Many employees today crave work/life balance, so see if you can offer flexible work options when at all possible. Most also appreciate transparency, so work to create an open-door policy where employees can interact with management, and a robust employee communications policy where you freely share the company’s mission and progress and provide accessibility to management at all levels.
Other aspects that contribute to a positive work environment include:
- Team-building events and activities
- Wellness initiatives
- Employee recognition programs
- Performance feedback
- Town halls, surveys and other tools to solicit suggestions
- Ongoing two-way communication
You’ll also want to make sure that the workplace stays safe and positive—making sure to
resolve disputes or issues immediately.
Many employees actively seek a small- or medium-sized company specifically to have that feeling of belonging, so fostering a positive work environment is crucial.
HR adheres to applicable laws
The HR function is far more than just planning activities and keeping employees engaged. As the acting HR specialist, you need to be familiar with a wide variety of laws. These include:
- Labor relations and wage laws: Consult the Fair Labor Standards Act (FLSA) to make sure you are in compliance with issues such as minimum wage, overtime, employee classification and more.
- Antidiscrimination laws: The United States Equal Employment Opportunity Commission (EEOC) protects employees from discrimination based on factors that include race, color, religion, sex (including pregnancy, gender identity and sexual orientation), national origin, age (40 or older), disability or genetic information.
- Safety laws: The Occupational Health and Safety Act ensures that employees have a safe working environment.
- Applicable insurance/benefits laws: Find out what insurance is mandated, including workers’ compensation insurance and other potential coverage. And, make sure you’re legal with provisions, as called for in the Affordable Care Act and the Family and Medical Leave Act.
HR should create an employee handbook
Whether you have one employee or just hired team member No. 1,000, creating a comprehensive employee handbook is an excellent tool that can not only clarify expectations for new hires, but also help protect you should something go wrong.
Your handbook should include job descriptions and summaries of policies for areas that include expected work hours and absences, vacation policy, salary and commission structure, benefits, dress code, information technology, and repercussions for employee infractions.
Think of the handbook as serving as a “back-up” HR department. By asking your employees to read the handbook and sign a statement to that effect, you are protecting yourself against the potential for a new hire to say they didn’t know something. It also can be used to clarify policies so that employees aren’t always asking or making up their own.
Formalize your HR function

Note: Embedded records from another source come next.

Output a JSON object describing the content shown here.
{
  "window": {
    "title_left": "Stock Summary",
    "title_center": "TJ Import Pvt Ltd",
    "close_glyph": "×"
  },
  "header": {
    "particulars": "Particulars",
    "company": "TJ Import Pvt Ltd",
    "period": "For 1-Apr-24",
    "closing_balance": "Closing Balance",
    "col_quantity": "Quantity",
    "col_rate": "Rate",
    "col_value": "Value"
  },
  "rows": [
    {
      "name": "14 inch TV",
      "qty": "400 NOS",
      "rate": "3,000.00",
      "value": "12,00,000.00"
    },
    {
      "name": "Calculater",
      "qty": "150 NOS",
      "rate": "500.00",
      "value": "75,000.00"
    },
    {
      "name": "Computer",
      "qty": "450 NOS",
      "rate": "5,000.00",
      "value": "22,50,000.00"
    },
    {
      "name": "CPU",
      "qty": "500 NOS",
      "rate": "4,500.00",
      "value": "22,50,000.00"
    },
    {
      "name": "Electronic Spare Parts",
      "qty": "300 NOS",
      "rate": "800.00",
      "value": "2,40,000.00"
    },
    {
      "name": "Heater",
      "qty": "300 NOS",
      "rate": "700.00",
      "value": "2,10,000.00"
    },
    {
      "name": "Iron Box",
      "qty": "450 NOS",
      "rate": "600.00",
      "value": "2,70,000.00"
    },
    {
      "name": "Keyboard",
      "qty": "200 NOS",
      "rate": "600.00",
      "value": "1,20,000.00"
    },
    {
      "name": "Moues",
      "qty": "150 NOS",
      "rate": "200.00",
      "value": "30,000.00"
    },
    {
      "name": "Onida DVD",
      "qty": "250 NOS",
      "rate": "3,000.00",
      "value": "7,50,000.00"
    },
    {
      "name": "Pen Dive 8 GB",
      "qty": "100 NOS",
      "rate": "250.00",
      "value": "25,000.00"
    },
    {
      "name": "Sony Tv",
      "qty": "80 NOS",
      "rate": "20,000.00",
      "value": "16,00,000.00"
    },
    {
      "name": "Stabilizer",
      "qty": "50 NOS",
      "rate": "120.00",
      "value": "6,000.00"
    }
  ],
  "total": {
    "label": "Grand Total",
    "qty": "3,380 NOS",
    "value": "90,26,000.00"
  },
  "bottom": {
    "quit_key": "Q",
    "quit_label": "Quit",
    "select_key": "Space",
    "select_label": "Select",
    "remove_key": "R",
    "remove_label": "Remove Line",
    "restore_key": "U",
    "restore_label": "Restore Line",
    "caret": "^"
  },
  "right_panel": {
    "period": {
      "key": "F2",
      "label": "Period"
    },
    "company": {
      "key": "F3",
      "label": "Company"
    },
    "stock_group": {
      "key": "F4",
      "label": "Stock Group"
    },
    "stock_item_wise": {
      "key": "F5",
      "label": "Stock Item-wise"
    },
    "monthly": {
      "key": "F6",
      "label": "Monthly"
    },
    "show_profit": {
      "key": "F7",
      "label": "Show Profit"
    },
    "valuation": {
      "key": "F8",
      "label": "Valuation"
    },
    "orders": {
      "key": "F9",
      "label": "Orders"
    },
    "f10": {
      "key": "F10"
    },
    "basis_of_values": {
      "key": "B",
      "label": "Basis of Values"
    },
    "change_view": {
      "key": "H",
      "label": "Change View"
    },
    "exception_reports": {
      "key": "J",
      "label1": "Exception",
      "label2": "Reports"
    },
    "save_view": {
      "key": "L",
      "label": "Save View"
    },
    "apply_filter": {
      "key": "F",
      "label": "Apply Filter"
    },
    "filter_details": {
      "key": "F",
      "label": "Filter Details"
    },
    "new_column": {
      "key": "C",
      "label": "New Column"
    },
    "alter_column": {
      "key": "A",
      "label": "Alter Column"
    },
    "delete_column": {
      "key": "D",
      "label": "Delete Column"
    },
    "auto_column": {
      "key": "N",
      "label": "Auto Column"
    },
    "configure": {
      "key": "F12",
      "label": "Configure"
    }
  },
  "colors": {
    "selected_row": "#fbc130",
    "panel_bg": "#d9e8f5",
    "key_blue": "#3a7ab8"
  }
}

Your HR department is liable to evolve along with your company. When talent management becomes too much for the owner to handle, that’s the time to add an HR assistant. As the business grows, so should the HR department to ensure that employees’ needs are being met and all laws are being followed. Whether you choose to hire an HR specialist who handles the function in-house or you outsource it to a reputable company, a robust HR function is essential for your company as it expands.
This article was produced by the Quickbooks Resource Center and syndicated by MediaFeed.org.
Featured Image Credit: DepositPhotos.com.